Muhammadu Buhari has been sworn in as Nigeria’s president, promising to bring “increased prosperity” to Africa’s most populous country.He is the first opposition figure to win a presidential election in Nigeria since independence in 1960. .
The Independent Petroleum Marketers Association of Nigeria is in talks with JP Morgan and KPMG with respect to its plans to build two refineries in Nigeria worth $3bn.
Earlier in 2014, IPMAN announced plans to construct two refineries in Kogi and Bayelsa states.
With the association currently split into factions, the factional President, Mr. Chinedu Okereke, told journalists in Abuja that the association was in talks with the world’s leading financial institution and the renowned audit/advisory firm in a bid to get the two refineries built and running.
According to him, IPMAN recently met with officials of the Central Bank of Nigeria, informing the regulatory institution that it was set to bring in funds for the project and would need guidelines on how to go about it.
Okereke said, “When we came on board, we attracted some foreign investors and we all went to the government of Kogi State.
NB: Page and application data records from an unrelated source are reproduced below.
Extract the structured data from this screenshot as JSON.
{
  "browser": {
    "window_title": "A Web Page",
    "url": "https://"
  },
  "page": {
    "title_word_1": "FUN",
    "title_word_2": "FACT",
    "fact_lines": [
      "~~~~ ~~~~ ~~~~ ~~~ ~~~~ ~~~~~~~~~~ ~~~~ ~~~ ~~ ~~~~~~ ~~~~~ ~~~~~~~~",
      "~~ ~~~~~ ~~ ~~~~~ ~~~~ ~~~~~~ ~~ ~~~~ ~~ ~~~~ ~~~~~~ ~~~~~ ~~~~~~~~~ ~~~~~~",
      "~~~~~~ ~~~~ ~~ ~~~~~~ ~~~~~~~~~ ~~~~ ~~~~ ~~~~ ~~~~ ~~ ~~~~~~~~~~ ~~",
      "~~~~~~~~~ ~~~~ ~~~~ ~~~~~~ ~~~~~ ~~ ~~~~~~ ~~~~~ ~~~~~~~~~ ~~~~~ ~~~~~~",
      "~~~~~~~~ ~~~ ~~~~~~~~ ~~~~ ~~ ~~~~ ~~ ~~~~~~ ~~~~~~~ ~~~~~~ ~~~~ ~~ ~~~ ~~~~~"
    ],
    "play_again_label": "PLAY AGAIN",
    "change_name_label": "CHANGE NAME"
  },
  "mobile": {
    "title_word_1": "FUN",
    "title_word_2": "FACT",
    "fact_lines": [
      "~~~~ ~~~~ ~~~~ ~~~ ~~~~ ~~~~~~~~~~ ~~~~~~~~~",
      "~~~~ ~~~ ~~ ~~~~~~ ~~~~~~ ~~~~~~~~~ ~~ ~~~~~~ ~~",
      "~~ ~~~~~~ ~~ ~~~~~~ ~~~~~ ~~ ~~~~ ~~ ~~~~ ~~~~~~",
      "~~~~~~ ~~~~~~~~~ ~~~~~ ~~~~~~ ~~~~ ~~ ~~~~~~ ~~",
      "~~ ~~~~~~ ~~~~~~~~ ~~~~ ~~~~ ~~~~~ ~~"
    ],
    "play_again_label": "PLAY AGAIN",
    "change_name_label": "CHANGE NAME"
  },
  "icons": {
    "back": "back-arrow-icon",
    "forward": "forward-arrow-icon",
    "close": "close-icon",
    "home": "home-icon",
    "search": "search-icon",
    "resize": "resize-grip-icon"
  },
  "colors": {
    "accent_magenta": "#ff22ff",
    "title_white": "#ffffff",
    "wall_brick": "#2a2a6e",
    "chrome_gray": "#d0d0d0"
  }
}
We had a proposal for two refineries and we are still working on it. If not for the general elections, we would have gone far. The government of Kogi State gave us over 1,380 hectares of land for the refinery.
“We have done the perimeter survey of the land and the paperwork for the project is ongoing. As I speak with you, we are talking with JP Morgan and KPMG. Last week, we wrote to the CBN telling them that we want to bring in funds and they gave us the guidelines on how to go about it. About $3bn is needed for this project.”
Also, Mr Patrick Ifeanyi Ubah, the Capital Oil boss, speaking with journalists at a separate event in Abuja, appealed to Nigerians to support the deregulation of the oil and gas sector, noting that this would boost the refining of oil in Nigeria as well as reduce the prices of petroleum products across the country.
Ubah said, “I urge President Buhari to take a bold step and deregulate the oil sector. He is not a stranger to the sector having been a former minister of petroleum. He will be respected if he takes the step because there is no point in paying subsidy when Nigerians are not benefiting from it.
“The President will be doing the right thing if he deregulates the sector so that the product will be sold at a cheaper rate in the future. I have always been of the view that we should deregulate so that we can cut out corruption, but unfortunately, Nigerians didn’t take it from former President Goodluck Jonathan.”